  1. The Heart of Myrial (1999)
  2. The Spirit of the Stone (2001)
  3. The Eye of Eternity (Echo of Eternity in the US) (2002)

Major characters include Veldan, a Loremaster from the Shadowleague (which is dedicated to maintaining the Curtain Walls) and her partner Kazairl. By the end of the first book, they have teamed up with an old but tough warrior woman named Toulac and Veldan's estranged fellow Loremaster, Elion. Minor characters such as Aliana, a thief, and Seriema, a noblewoman without a home, also take their turns in the spotlight.

This trilogy contains examples of:

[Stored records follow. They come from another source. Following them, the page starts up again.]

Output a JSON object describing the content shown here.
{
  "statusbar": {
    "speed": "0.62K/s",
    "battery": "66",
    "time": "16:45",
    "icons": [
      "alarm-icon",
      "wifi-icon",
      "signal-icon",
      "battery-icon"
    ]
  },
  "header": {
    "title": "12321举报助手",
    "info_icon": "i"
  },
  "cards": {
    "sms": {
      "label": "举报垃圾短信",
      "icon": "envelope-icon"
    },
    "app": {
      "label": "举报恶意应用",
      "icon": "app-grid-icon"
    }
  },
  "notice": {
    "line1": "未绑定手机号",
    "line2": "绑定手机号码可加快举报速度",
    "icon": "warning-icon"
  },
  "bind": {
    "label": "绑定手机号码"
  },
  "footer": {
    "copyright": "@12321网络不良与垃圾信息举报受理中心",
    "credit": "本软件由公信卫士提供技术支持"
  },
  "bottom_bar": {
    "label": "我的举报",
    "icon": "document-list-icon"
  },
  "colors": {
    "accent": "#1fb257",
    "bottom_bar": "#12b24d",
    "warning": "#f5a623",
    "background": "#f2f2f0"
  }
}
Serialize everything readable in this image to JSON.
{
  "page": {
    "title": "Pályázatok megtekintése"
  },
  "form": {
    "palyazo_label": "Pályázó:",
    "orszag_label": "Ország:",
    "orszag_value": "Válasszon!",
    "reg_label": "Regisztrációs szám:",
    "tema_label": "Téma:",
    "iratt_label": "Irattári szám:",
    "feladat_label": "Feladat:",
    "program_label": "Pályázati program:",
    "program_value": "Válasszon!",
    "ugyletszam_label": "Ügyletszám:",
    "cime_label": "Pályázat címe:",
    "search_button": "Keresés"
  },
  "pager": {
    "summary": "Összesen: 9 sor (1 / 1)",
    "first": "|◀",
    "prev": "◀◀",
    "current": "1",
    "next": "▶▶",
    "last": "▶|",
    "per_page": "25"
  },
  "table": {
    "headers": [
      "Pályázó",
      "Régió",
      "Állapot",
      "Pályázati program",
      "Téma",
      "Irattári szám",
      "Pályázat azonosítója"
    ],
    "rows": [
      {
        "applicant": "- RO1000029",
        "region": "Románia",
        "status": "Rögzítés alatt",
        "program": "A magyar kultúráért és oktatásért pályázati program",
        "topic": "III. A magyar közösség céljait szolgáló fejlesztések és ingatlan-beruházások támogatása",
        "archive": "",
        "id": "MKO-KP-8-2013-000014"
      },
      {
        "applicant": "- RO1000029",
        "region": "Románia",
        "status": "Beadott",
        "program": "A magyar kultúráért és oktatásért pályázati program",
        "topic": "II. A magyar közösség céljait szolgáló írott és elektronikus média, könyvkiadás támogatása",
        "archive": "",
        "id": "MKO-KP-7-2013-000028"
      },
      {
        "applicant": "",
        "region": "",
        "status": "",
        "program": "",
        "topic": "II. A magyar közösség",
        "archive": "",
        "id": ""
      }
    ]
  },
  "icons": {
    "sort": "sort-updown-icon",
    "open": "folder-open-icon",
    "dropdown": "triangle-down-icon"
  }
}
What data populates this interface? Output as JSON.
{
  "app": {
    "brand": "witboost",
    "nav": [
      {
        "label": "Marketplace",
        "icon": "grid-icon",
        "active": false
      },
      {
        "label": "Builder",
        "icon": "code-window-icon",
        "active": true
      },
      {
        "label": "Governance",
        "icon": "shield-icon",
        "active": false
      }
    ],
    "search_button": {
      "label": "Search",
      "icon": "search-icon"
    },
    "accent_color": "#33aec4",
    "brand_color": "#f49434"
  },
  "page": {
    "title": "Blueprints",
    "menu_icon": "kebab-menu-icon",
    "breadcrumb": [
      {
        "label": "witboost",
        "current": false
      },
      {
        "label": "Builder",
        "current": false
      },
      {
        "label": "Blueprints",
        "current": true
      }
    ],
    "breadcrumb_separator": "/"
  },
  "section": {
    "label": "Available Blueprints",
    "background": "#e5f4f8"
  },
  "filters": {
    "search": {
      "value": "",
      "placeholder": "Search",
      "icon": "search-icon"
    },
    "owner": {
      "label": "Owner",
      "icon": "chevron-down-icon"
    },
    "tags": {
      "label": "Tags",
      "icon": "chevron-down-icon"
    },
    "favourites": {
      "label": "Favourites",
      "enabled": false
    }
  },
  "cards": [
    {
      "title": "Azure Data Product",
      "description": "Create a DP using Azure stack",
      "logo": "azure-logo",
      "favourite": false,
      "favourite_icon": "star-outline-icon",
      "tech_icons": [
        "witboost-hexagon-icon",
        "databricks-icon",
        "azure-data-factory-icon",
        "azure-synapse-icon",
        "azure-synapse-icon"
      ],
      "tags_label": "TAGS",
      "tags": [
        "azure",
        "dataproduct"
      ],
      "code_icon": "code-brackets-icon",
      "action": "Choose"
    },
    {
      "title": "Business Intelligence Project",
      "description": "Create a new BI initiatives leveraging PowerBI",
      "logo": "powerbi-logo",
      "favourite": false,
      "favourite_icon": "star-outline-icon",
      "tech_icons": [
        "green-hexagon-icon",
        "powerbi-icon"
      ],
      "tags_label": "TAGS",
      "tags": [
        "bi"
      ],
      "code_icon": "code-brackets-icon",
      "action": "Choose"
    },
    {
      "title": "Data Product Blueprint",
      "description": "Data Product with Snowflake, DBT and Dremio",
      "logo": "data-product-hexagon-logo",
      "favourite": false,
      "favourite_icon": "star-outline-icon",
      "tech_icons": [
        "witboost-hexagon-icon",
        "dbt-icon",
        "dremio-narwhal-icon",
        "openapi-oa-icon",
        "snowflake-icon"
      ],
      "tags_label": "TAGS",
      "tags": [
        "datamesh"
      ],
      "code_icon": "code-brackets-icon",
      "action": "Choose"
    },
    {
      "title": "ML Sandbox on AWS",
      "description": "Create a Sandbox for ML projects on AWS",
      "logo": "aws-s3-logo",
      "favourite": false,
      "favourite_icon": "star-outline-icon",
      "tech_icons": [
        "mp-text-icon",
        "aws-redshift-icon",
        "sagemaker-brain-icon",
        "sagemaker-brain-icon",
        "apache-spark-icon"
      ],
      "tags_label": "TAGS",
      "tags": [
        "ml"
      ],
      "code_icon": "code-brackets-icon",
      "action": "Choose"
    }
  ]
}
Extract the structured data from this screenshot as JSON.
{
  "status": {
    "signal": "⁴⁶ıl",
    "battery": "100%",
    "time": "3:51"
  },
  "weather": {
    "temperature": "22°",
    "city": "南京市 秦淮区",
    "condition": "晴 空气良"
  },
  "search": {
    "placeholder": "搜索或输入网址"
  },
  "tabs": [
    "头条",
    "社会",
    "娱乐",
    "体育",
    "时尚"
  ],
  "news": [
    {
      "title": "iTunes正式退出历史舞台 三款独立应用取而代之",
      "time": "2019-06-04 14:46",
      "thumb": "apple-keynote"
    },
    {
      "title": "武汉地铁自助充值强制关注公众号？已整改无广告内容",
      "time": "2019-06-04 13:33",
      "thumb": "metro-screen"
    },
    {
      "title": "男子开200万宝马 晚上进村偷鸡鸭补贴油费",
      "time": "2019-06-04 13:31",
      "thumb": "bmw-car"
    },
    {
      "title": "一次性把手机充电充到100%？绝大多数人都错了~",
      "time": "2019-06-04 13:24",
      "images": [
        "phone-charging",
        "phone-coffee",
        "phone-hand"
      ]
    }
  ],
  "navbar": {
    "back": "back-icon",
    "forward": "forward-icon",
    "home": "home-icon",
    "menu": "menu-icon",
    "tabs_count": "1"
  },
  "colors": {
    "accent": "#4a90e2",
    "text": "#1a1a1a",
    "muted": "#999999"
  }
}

  • Break the Cutie - Lots of characters go through this in the series, but especially Rochalla, Scall, and Annas.
  • Broken Bird - When we meet Rochalla in the first book, she fits this trope perfectly, though she (oddly enough) gets better when she is forced to flee for her life with a bunch of strangers.
  • Cardboard Prison - In the second book, Cergorn decides to imprison Veldan and Kazairl. In their house. Guarded by their friends. It wasn't his day.
  • Corrupt Church - The church in Callisoria, though it improves once disaster strikes and Gilarra replaces the old Hierarch.
  • Dramatic Wind - Shree, a wind sprite, mocks this trope, and her partner Elion mentions that she tends to blow up out of nowhere at dramatic moments.
  • Empathic Environment - The weather in Callisoria mirrors the state of the Curtain Walls, which the heroes are trying to save. Hence, it ends up mirroring their moods almost exactly.
  • Fish out of Water - Zavahl and, to a lesser extent, Toulac in Gendival—the hundreds of different sentient creatures throw them off.
  • Hooker with a Heart of Gold - Rochalla, who is only a prostitute because she needs to buy medicine for her younger brothers and sisters, all of whom are dying of the plague.
  • MacGuffin - There's the Heart of Myrial, and the Hierarch's ring is a borderline example after Gilarra loses it to the Ak'Zahar.
  • Magnetic Hero - Amaurn in the second book, though, unusually for this trope, he's very much an Anti-Hero.
  • The Medic - Kaita, her friend Evelinden (before she died), and the other Callisorian healers.
  • Mooks - The Godswords are this in the first book, before their collective Heel–Face Turn. It makes one wonder why more mooks don't switch sides.
  • Never Mess with Granny - Toulac (a career soldier who was kicked out of the army when the Hierarch decided women weren't fit to fight) is this.
  • No Guy Wants an Amazon - Toulac, a retired soldier, pokes fun at this trope on occasion, saying that the only truth in it lies in the fact that men think it's true, and thus avoid strong women because they don't want to be looked down on.
  • Our Dragons Are Different: The Dragons look like standard Western dragons, but as they get nourishment from photosynthesis and are filled with oodles of interesting psychic powers, the more conventional fire-breathin', meat-eatin' dragon demographic is actually represented by the firedrakes. (Both varieties—like most principals in this series—tend to be telepaths.)